**Directions:** Some lines of these records may hold the word "Wydania"; state how many, using only the number.

**Supplied material:**
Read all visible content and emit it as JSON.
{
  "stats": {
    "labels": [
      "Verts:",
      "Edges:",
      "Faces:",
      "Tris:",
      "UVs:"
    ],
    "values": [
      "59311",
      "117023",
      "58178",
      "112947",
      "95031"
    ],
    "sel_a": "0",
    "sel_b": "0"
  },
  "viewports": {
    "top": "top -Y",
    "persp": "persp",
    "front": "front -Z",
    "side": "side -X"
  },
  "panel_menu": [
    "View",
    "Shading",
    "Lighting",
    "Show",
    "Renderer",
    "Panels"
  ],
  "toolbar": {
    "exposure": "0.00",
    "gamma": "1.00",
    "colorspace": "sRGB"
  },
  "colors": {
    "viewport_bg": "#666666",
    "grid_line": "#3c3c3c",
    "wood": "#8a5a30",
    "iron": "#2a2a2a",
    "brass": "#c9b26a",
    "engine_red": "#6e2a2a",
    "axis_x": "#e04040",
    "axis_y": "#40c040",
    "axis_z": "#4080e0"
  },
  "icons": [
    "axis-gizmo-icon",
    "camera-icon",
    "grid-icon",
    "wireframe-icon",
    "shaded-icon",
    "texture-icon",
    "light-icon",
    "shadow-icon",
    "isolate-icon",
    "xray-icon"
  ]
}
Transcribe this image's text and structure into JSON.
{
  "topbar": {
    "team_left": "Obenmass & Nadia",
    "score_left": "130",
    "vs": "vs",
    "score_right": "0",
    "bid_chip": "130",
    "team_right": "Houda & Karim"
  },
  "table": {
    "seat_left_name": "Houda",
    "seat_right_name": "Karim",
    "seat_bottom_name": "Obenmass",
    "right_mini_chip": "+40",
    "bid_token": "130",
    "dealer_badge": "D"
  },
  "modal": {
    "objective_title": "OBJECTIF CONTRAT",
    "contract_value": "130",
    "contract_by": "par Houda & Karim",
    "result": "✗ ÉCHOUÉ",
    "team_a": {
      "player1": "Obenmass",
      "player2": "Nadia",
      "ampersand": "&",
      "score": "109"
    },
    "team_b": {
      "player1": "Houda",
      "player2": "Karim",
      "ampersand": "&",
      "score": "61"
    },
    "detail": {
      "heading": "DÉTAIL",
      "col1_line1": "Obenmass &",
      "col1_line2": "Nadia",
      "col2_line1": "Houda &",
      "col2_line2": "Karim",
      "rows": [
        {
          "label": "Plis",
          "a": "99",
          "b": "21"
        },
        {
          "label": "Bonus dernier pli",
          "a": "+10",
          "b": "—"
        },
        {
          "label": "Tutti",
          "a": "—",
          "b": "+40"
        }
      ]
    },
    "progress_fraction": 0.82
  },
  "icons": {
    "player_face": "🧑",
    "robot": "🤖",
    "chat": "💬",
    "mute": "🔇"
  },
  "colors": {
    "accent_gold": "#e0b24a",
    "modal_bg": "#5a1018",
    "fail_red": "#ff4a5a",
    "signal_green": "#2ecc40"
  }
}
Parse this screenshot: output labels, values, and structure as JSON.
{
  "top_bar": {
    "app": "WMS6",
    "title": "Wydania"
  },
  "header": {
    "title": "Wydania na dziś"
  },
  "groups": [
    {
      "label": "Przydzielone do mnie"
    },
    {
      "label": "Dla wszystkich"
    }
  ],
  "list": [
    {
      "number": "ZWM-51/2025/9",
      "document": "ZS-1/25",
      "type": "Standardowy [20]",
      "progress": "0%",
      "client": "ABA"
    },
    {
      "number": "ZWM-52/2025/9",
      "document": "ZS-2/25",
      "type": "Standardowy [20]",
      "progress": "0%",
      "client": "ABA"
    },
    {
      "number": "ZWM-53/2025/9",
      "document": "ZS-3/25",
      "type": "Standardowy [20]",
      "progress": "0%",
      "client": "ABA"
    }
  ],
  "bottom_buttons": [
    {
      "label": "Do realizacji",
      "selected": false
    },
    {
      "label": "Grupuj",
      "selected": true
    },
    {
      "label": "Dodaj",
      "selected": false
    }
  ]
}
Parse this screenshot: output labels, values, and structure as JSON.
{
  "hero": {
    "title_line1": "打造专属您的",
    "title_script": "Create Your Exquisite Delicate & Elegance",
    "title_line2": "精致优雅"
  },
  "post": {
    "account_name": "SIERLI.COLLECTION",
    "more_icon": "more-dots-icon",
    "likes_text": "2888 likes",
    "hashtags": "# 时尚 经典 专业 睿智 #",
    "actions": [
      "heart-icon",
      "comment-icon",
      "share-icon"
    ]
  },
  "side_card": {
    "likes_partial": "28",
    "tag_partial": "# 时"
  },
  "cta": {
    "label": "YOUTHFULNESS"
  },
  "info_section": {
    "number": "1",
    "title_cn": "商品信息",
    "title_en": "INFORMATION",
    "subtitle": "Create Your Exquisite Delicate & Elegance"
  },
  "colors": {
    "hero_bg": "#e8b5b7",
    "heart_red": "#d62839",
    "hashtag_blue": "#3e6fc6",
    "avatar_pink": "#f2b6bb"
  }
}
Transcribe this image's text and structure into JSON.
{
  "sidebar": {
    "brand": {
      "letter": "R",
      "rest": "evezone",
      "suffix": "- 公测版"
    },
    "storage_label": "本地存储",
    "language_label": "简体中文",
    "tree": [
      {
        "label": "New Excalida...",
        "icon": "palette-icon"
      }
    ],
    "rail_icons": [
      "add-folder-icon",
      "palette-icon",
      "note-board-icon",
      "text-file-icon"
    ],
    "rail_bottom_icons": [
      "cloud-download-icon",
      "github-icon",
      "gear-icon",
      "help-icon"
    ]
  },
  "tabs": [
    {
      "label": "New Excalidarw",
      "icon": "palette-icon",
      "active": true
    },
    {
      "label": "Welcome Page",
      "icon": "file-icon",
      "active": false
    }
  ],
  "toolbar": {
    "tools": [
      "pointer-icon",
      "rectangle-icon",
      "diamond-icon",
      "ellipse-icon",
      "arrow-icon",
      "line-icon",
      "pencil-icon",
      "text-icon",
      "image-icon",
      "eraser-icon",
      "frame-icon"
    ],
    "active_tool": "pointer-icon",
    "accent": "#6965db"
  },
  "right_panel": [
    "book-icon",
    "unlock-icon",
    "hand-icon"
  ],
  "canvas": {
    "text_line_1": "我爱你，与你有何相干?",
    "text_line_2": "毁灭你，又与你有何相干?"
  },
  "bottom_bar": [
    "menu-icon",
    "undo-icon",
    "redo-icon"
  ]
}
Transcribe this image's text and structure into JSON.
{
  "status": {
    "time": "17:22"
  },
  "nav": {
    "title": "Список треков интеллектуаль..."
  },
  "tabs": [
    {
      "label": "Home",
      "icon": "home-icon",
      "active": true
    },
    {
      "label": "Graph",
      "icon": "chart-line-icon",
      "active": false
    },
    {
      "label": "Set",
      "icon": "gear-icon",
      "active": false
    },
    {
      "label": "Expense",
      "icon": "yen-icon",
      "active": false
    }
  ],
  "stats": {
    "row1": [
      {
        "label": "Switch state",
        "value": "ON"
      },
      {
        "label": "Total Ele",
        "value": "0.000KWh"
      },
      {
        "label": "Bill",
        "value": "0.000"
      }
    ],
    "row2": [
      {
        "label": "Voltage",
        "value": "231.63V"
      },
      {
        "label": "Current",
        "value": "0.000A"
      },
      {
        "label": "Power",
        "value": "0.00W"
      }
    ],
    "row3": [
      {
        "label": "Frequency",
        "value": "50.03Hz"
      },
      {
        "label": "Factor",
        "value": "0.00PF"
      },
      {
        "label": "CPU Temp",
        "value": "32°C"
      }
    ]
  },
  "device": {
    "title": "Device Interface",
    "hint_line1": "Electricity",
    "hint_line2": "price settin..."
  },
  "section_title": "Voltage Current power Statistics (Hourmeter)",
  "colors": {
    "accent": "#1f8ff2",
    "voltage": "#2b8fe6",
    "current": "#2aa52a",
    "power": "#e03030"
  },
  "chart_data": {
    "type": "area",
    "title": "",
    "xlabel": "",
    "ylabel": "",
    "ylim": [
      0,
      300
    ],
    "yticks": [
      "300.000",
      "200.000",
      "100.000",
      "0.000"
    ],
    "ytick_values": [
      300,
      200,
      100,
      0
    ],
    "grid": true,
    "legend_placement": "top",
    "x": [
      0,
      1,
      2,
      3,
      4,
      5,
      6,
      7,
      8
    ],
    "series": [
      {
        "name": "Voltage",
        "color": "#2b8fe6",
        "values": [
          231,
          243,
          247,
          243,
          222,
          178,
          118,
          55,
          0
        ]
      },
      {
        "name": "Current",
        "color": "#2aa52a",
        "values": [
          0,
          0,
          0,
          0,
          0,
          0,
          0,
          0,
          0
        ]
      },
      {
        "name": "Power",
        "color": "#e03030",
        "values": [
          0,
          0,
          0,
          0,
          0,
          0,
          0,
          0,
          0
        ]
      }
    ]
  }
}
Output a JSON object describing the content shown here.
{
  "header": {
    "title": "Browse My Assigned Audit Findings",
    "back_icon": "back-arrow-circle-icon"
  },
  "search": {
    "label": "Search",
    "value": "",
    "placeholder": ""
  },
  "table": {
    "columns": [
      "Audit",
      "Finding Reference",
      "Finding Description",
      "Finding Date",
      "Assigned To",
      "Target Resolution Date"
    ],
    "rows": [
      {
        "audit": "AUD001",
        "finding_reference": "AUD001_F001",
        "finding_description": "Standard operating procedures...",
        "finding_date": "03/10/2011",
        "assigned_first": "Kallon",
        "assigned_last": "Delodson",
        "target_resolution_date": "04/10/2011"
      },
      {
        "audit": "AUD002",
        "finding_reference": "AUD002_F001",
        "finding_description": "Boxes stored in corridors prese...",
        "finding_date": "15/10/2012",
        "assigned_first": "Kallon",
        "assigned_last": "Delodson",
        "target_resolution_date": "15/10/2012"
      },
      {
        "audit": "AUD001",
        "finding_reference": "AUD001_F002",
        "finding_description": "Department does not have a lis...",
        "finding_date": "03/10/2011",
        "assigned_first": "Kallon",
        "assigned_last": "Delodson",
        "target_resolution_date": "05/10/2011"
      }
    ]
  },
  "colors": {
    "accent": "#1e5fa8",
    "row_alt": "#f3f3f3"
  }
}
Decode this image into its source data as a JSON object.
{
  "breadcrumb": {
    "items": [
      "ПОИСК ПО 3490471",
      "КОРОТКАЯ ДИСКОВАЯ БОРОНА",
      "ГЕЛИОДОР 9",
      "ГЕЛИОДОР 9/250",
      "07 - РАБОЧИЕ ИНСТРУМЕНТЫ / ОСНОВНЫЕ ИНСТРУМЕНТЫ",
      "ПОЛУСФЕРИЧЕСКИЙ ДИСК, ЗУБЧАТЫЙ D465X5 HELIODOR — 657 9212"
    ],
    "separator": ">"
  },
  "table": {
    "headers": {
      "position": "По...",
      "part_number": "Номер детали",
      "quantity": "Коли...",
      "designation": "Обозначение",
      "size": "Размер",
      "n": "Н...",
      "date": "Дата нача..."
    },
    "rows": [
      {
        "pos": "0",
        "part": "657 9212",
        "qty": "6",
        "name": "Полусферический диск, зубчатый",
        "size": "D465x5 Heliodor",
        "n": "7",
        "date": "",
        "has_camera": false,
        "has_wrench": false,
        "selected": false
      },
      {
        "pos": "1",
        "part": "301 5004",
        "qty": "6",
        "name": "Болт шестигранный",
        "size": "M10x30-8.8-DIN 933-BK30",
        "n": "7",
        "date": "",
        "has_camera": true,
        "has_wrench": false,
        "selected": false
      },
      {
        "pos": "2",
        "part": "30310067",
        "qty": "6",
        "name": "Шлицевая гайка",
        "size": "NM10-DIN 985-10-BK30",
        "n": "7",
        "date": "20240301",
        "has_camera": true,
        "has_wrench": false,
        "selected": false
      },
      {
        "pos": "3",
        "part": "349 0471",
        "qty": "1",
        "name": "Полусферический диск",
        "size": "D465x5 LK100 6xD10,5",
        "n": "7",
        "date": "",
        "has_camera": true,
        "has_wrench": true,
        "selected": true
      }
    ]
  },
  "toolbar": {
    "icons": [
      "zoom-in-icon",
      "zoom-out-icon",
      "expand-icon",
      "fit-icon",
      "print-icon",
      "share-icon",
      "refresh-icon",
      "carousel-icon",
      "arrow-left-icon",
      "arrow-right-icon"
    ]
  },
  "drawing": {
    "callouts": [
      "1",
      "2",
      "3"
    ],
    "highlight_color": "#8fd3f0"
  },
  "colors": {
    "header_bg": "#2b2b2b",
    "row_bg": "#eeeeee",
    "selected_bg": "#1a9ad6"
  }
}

**Answer section:** 2